_Study material_:
——————————

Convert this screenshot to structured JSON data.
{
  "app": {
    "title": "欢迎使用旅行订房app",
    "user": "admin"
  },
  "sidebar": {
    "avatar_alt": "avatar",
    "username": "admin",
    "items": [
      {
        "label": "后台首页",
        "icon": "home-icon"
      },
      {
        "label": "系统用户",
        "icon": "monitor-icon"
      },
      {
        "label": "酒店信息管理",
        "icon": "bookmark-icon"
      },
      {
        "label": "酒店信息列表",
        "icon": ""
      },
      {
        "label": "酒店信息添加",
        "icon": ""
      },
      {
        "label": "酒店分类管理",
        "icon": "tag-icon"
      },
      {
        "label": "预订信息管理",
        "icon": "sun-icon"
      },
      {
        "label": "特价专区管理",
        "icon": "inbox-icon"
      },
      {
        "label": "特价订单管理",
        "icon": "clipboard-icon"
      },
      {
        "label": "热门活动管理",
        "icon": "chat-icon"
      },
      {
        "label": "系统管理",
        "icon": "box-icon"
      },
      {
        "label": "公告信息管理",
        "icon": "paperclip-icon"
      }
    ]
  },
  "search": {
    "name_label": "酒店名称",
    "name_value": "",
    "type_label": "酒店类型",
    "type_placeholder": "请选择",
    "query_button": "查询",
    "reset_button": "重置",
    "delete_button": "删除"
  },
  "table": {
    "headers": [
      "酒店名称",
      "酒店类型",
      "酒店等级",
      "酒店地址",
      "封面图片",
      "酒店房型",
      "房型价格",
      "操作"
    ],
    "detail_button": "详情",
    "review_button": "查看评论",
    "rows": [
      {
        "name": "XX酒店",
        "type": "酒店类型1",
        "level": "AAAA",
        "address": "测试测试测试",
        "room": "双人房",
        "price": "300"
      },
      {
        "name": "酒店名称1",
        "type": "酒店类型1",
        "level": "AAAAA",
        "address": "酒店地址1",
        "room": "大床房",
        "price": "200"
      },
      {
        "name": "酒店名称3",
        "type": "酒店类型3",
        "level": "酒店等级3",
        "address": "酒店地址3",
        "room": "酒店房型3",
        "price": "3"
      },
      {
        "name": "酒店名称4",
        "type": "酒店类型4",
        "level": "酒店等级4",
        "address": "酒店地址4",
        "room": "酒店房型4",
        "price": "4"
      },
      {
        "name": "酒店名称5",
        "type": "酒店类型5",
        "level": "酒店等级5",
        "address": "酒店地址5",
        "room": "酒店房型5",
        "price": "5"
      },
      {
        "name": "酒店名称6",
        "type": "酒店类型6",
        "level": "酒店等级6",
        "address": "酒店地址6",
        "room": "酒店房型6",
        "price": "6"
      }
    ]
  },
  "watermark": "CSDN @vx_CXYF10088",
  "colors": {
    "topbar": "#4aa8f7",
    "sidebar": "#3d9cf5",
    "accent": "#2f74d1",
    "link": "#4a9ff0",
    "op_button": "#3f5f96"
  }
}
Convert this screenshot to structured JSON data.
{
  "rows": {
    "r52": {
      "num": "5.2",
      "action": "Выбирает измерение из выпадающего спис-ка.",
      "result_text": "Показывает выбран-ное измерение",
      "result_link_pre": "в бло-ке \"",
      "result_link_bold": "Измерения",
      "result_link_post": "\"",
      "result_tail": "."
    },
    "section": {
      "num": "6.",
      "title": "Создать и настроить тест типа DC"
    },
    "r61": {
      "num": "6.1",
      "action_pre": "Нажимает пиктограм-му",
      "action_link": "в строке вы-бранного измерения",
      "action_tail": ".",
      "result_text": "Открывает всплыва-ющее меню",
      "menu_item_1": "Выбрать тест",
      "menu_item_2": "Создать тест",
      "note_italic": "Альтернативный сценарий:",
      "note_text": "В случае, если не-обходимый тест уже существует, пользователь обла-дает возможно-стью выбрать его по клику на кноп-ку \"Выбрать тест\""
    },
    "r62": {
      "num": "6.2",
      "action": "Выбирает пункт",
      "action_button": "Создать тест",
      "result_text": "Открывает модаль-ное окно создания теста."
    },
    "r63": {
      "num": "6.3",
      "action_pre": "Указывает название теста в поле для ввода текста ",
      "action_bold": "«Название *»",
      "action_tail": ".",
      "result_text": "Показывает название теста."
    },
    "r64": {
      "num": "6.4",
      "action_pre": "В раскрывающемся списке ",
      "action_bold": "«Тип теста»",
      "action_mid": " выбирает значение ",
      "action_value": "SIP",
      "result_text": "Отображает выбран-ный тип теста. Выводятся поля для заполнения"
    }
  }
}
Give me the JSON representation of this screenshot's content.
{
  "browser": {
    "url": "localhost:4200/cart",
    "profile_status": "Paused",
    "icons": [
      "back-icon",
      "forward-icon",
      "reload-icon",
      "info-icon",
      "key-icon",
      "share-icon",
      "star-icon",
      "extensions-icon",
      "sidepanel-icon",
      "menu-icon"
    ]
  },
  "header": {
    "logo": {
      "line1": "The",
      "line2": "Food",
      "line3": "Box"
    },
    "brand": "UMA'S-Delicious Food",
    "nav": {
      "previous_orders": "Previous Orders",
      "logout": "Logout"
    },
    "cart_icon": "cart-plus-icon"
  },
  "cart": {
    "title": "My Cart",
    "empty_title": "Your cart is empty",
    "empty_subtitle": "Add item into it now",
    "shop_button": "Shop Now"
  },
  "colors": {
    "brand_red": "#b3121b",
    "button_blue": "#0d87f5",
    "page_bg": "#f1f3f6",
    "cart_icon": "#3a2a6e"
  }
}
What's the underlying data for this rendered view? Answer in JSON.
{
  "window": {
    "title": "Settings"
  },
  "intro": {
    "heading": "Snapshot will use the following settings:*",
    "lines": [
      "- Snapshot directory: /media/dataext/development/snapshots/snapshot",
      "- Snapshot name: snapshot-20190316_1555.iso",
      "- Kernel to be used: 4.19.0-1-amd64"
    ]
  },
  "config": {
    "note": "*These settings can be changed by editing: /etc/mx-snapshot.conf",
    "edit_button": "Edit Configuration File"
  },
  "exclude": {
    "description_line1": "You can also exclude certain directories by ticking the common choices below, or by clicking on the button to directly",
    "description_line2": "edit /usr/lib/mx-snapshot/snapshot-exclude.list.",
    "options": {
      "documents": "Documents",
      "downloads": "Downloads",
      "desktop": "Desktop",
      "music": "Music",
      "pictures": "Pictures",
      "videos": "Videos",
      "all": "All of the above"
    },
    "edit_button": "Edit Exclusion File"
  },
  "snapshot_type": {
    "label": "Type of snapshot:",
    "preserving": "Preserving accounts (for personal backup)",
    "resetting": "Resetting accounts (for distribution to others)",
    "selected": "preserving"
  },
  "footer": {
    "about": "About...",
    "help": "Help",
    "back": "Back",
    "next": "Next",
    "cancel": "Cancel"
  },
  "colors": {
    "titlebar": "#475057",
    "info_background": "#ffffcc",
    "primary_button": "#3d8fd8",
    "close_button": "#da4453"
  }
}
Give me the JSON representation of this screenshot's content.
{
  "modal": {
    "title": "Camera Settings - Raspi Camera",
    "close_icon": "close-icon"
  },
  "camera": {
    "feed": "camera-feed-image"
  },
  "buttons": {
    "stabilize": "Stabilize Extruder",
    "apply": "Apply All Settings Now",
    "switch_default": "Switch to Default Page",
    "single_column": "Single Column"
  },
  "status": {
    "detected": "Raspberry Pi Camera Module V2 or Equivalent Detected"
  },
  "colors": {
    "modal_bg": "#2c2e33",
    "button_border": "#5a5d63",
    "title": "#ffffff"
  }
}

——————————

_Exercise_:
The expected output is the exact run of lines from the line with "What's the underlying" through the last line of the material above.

_Output below_:
What's the underlying data for this rendered view? Answer in JSON.
{
  "window": {
    "title": "Settings"
  },
  "intro": {
    "heading": "Snapshot will use the following settings:*",
    "lines": [
      "- Snapshot directory: /media/dataext/development/snapshots/snapshot",
      "- Snapshot name: snapshot-20190316_1555.iso",
      "- Kernel to be used: 4.19.0-1-amd64"
    ]
  },
  "config": {
    "note": "*These settings can be changed by editing: /etc/mx-snapshot.conf",
    "edit_button": "Edit Configuration File"
  },
  "exclude": {
    "description_line1": "You can also exclude certain directories by ticking the common choices below, or by clicking on the button to directly",
    "description_line2": "edit /usr/lib/mx-snapshot/snapshot-exclude.list.",
    "options": {
      "documents": "Documents",
      "downloads": "Downloads",
      "desktop": "Desktop",
      "music": "Music",
      "pictures": "Pictures",
      "videos": "Videos",
      "all": "All of the above"
    },
    "edit_button": "Edit Exclusion File"
  },
  "snapshot_type": {
    "label": "Type of snapshot:",
    "preserving": "Preserving accounts (for personal backup)",
    "resetting": "Resetting accounts (for distribution to others)",
    "selected": "preserving"
  },
  "footer": {
    "about": "About...",
    "help": "Help",
    "back": "Back",
    "next": "Next",
    "cancel": "Cancel"
  },
  "colors": {
    "titlebar": "#475057",
    "info_background": "#ffffcc",
    "primary_button": "#3d8fd8",
    "close_button": "#da4453"
  }
}
Give me the JSON representation of this screenshot's content.
{
  "modal": {
    "title": "Camera Settings - Raspi Camera",
    "close_icon": "close-icon"
  },
  "camera": {
    "feed": "camera-feed-image"
  },
  "buttons": {
    "stabilize": "Stabilize Extruder",
    "apply": "Apply All Settings Now",
    "switch_default": "Switch to Default Page",
    "single_column": "Single Column"
  },
  "status": {
    "detected": "Raspberry Pi Camera Module V2 or Equivalent Detected"
  },
  "colors": {
    "modal_bg": "#2c2e33",
    "button_border": "#5a5d63",
    "title": "#ffffff"
  }
}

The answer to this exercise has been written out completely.